Presented with the choice of trusting their fate to the British or the architects of America’s Jim Crow South, at least one Caribbean chooses the former for those he left behind in Barbados. Funny, my mother always portrayed my dad as being a staunchly proud naturalized American. I took that to mean he was uncritical. Not so, apparently.
Haven’t found out much about George Harris, but it is interesting the a “newspaper man” would be running for office. It’s clear Ebenezer didn’t think much of Harris. He suggests that he looks like a bulldog, that he is being used by his white predecessor to attempt to “jar the wheels off Negro progress.” In previous columns he urged readers to vote for Harris’ opponent Fred Moore, who I recently discovered was also a newspaper man – the editor of of the New York Age. So not only are two newspapermen running for office, but my dad is endorsing the man who essentially signs his paycheck! Even after Moore prevailed, Ebenezer saw fit to kick Harris one more time.
Now I know where my wanderlust comes from. I agree – Travel is education.

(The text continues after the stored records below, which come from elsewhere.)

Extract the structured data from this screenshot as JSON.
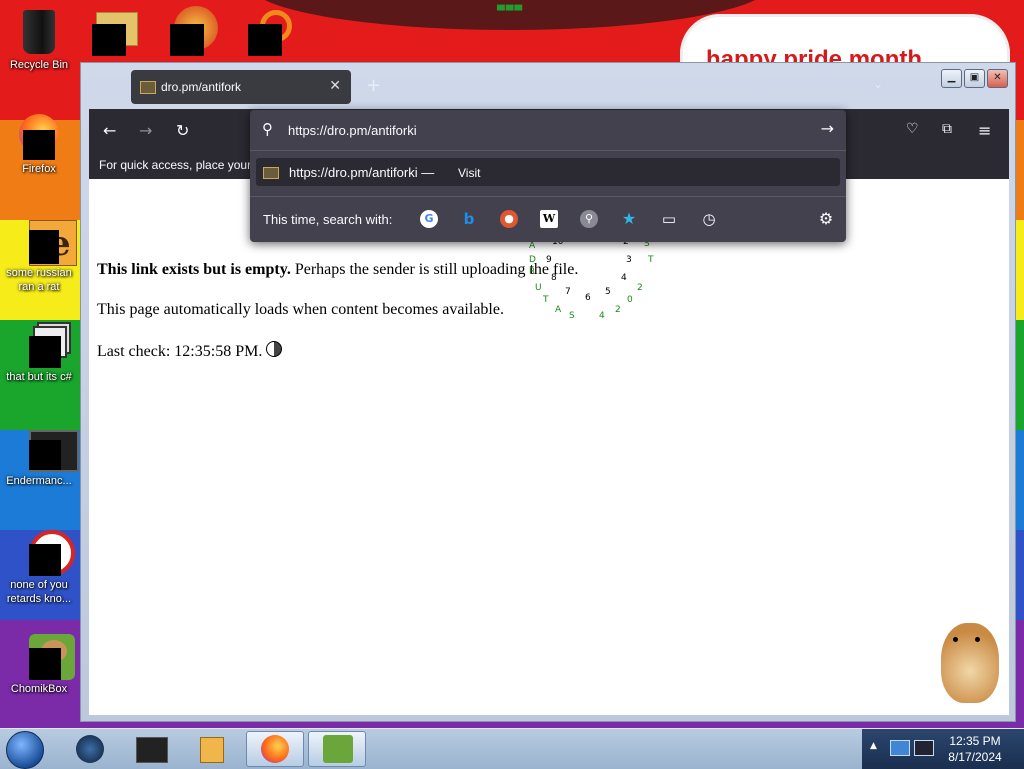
{
  "desktop": {
    "wall_text": "happy pride month",
    "icons": [
      {
        "label": "Recycle Bin"
      },
      {
        "label": "Firefox"
      },
      {
        "label": "some russian ran a rat"
      },
      {
        "label": "that but its c#"
      },
      {
        "label": "Endermanc..."
      },
      {
        "label": "none of you retards kno..."
      },
      {
        "label": "ChomikBox"
      }
    ]
  },
  "browser": {
    "tab_title": "dro.pm/antifork",
    "bookmarks_hint": "For quick access, place your b",
    "url_value": "https://dro.pm/antiforki",
    "suggestion_url": "https://dro.pm/antiforki",
    "suggestion_sep": "—",
    "suggestion_action": "Visit",
    "search_with_label": "This time, search with:",
    "engines": [
      "google-icon",
      "bing-icon",
      "duckduckgo-icon",
      "wikipedia-icon",
      "search-icon",
      "bookmarks-icon",
      "tabs-icon",
      "history-icon"
    ]
  },
  "page": {
    "bold_text": "This link exists but is empty.",
    "line1_rest": " Perhaps the sender is still uploading the file.",
    "line2": "This page automatically loads when content becomes available.",
    "line3": "Last check: 12:35:58 PM."
  },
  "taskbar": {
    "time": "12:35 PM",
    "date": "8/17/2024"
  },
  "colors": {
    "firefox_dark": "#2b2a33",
    "url_panel": "#42414d",
    "link_text": "#fbfbfe"
  }
}
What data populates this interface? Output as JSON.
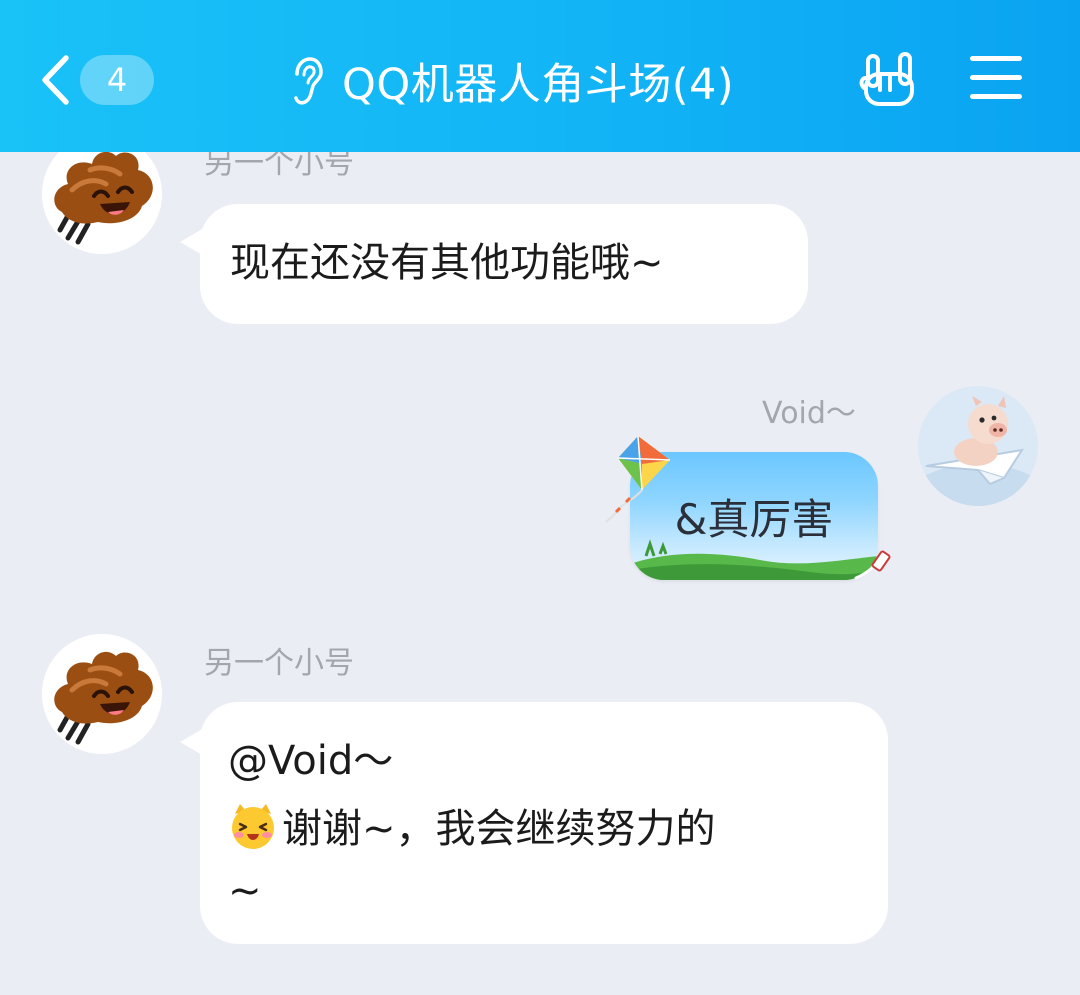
{
  "header": {
    "unread_count": "4",
    "title": "QQ机器人角斗场(4)",
    "icons": [
      "back-chevron-icon",
      "ear-icon",
      "hand-rock-icon",
      "menu-icon"
    ]
  },
  "messages": [
    {
      "sender": "另一个小号",
      "lines": [
        "现在还没有其他功能哦~"
      ],
      "side": "left",
      "avatar_icon": "poop-emoji-avatar"
    },
    {
      "sender": "Void〜",
      "lines": [
        "&真厉害"
      ],
      "side": "right",
      "avatar_icon": "pig-on-paper-plane-avatar",
      "bubble_theme": "kite-sky-bubble"
    },
    {
      "sender": "另一个小号",
      "lines": [
        "@Void〜",
        "谢谢~，我会继续努力的",
        "~"
      ],
      "side": "left",
      "avatar_icon": "poop-emoji-avatar",
      "inline_emoji": "happy-cat-face-emoji"
    }
  ],
  "colors": {
    "header_start": "#19c2f7",
    "header_end": "#0aa3f2",
    "background": "#ebedf5",
    "bubble": "#ffffff",
    "name_text": "#a3a6ad"
  }
}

But a boat trip from New York to Port Arthur, Texas? I hope I will find out more.